All Good Pizza has no building. Instead, the kitchen is in a trailer and diners eat at picnic tables in the wood chip-covered lot where it’s parked. It’s got a Bohemian vibe and camping-like amenities, including porta-potties. Pizzas are Neapolitan style and cooked in a brick oven with toppings like Louisiana hot links with cherry peppers or pesto and salami. Right now a patio is available for outdoor dining during the pandemic.
Raleigh, North Carolina
Located in a strip mall, Gino’s Pizza is a small shop with a few tables, some ramshackle decorations, and a checkerboard floor. They serve New York-style pizza in whole pies and slices, including a lasagna version with ricotta, ground beef, and sausage. If you have a ton of people to feed, there’s the Big Apple, a 28-inch pizza that’s cut into 16 huge pieces. Currently limited dine-in is available.
A combination convenience store and Italian restaurant serves up traditional and creative pizzas in Maine. Buffalo chicken pizza and a mashed potato, garlic butter, and bacon pizza are popular combinations at Corsetti’s. Check out the menu above the cigarette display, and eat in if you don’t mind being surrounded by racks of snack foods and coffee. Grab a local favorite homemade whoopie pie on the way out.
Alley Cat Pizzeria bills itself as "home of Manchester’s largest pizza" and that’s hard to argue when you can get 20-inch pies. Specialty pizzas all have names like Fat Cat, Maui Cat, and El Gato, and layer handfuls of toppings on a soft, bubbly crust. The storefront digs are small but cute, with red checkered tabletops on the few tables for eat-in.
Jack’s Pizza and Wings
There’s graffiti on the outside of Jack’s, and most places inside, too. Everything is a little grungy and worn at this bar, but the beer is cold and the pizza is hot. The pizza crust is thin and slices are large, so sometimes it can’t hold up to the crazy amount of toppings heaped on. Specialty pizzas are unique, like the mac and cheese or Soul Food with fried chicken, mashed potatoes, collard greens, and gravy.
Brother’s Famous Pizza
The small Brother’s Famous Pizza looks more like a diner than a pizzeria, with a counter to sit at and a few booths along a wall. But check out the letterboard menu and you’ll notice that pizza and grinders are the focus.

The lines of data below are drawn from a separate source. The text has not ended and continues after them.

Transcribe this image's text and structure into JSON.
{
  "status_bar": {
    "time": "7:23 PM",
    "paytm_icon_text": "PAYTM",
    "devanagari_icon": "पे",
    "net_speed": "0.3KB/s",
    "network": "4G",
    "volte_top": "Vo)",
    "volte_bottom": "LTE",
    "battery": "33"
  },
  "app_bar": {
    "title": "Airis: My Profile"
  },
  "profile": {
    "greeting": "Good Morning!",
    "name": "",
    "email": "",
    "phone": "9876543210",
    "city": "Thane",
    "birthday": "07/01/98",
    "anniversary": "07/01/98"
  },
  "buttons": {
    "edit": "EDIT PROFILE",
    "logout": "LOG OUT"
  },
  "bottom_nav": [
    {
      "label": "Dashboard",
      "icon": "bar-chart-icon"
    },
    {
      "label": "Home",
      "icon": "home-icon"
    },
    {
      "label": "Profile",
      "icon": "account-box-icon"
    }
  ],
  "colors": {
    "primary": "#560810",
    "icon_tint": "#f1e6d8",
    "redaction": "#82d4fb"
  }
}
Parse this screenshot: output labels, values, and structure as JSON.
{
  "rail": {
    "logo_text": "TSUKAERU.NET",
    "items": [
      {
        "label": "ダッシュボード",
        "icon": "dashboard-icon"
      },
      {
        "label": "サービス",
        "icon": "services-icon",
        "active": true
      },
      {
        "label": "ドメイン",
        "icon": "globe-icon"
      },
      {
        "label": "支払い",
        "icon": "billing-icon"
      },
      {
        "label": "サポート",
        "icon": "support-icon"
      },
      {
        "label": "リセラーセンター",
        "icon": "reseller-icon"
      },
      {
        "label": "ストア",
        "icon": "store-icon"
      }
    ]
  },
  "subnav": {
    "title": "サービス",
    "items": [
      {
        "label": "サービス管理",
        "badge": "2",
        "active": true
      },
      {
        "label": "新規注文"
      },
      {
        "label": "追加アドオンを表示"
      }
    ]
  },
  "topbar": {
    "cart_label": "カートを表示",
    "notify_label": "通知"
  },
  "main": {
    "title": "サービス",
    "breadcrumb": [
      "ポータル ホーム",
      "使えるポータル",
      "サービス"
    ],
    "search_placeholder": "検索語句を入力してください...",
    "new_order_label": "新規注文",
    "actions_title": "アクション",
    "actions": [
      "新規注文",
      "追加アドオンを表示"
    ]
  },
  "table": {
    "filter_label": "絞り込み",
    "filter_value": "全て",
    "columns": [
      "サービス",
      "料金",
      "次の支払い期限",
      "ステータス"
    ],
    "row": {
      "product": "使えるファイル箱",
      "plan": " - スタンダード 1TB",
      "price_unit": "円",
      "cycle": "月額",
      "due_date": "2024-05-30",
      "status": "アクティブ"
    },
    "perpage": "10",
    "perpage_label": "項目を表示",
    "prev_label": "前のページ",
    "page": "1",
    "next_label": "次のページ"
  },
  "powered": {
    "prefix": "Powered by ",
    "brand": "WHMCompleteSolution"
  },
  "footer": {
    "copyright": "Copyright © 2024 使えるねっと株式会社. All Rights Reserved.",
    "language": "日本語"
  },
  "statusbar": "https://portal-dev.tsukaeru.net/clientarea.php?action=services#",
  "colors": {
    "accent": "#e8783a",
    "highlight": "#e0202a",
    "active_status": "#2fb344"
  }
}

It’s unlikely that buffalo chicken pizza graced the menu decades ago, but meatball and pepperoni have always been classic options.
Mom’s New York Pizza
After a long hard day laying on Miami Beach, what could be better than a slice of pizza? Mom’s New York Pizza is less than two blocks from the beach, so when you’re done soaking up sun and people watching, head to this strip-mall spot with walls covered in dollar bills. Choose what looks best from the pizzas on display and they’ll heat up a slice for you. Classic pepperoni never goes out of style.
Gina’s Pizza is temporarily closed due to the pandemic, but pizza fans in Fargo are likely willing wait patiently for the local favorite to reopen. The restaurant is located in a bowling alley called The Bowler, so it’s got that homey, old-school dive bar feel right off the bat. A Philly steak version topped with beef sirloin, green peppers, onion, and pepperjack is sure to please.